Print the entries exactly as they appear, and omit any images.

· · ·

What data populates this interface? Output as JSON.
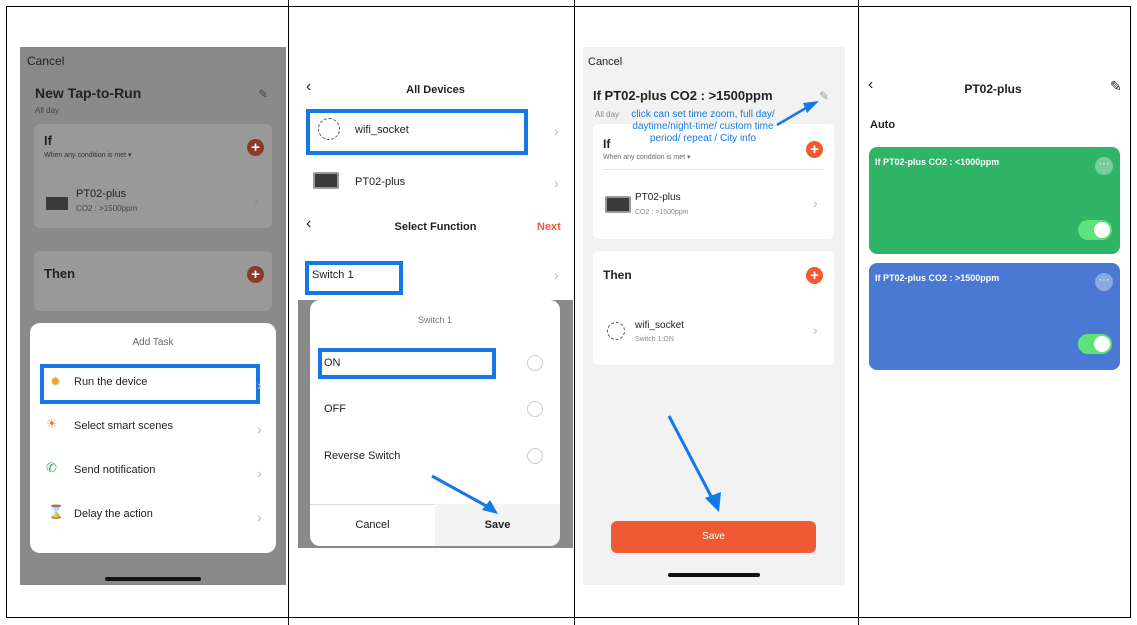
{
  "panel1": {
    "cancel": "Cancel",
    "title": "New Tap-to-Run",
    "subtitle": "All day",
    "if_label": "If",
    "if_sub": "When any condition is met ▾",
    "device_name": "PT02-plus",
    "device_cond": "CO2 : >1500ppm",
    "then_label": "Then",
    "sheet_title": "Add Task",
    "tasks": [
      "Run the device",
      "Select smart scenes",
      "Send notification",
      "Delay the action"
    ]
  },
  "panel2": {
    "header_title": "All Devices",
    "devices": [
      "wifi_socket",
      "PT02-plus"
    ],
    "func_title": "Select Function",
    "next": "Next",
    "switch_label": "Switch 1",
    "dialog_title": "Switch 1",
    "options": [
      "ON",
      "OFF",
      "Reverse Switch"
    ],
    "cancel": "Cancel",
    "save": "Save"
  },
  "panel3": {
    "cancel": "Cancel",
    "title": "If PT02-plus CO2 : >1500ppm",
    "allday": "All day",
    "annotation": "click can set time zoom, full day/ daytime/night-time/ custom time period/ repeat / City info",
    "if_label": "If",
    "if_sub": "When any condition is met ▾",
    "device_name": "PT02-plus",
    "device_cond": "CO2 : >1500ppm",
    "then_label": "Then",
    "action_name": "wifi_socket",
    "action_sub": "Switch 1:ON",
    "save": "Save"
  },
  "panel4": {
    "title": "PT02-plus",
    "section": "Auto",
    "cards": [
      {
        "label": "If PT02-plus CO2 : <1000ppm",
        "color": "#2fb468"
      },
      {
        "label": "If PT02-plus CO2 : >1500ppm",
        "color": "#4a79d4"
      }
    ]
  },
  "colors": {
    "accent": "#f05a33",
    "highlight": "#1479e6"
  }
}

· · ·

◆ **EXERCISE ANSWER**
What data populates this interface? Output as JSON.
{
  "panel1": {
    "cancel": "Cancel",
    "title": "New Tap-to-Run",
    "subtitle": "All day",
    "if_label": "If",
    "if_sub": "When any condition is met ▾",
    "device_name": "PT02-plus",
    "device_cond": "CO2 : >1500ppm",
    "then_label": "Then",
    "sheet_title": "Add Task",
    "tasks": [
      "Run the device",
      "Select smart scenes",
      "Send notification",
      "Delay the action"
    ]
  },
  "panel2": {
    "header_title": "All Devices",
    "devices": [
      "wifi_socket",
      "PT02-plus"
    ],
    "func_title": "Select Function",
    "next": "Next",
    "switch_label": "Switch 1",
    "dialog_title": "Switch 1",
    "options": [
      "ON",
      "OFF",
      "Reverse Switch"
    ],
    "cancel": "Cancel",
    "save": "Save"
  },
  "panel3": {
    "cancel": "Cancel",
    "title": "If PT02-plus CO2 : >1500ppm",
    "allday": "All day",
    "annotation": "click can set time zoom, full day/ daytime/night-time/ custom time period/ repeat / City info",
    "if_label": "If",
    "if_sub": "When any condition is met ▾",
    "device_name": "PT02-plus",
    "device_cond": "CO2 : >1500ppm",
    "then_label": "Then",
    "action_name": "wifi_socket",
    "action_sub": "Switch 1:ON",
    "save": "Save"
  },
  "panel4": {
    "title": "PT02-plus",
    "section": "Auto",
    "cards": [
      {
        "label": "If PT02-plus CO2 : <1000ppm",
        "color": "#2fb468"
      },
      {
        "label": "If PT02-plus CO2 : >1500ppm",
        "color": "#4a79d4"
      }
    ]
  },
  "colors": {
    "accent": "#f05a33",
    "highlight": "#1479e6"
  }
}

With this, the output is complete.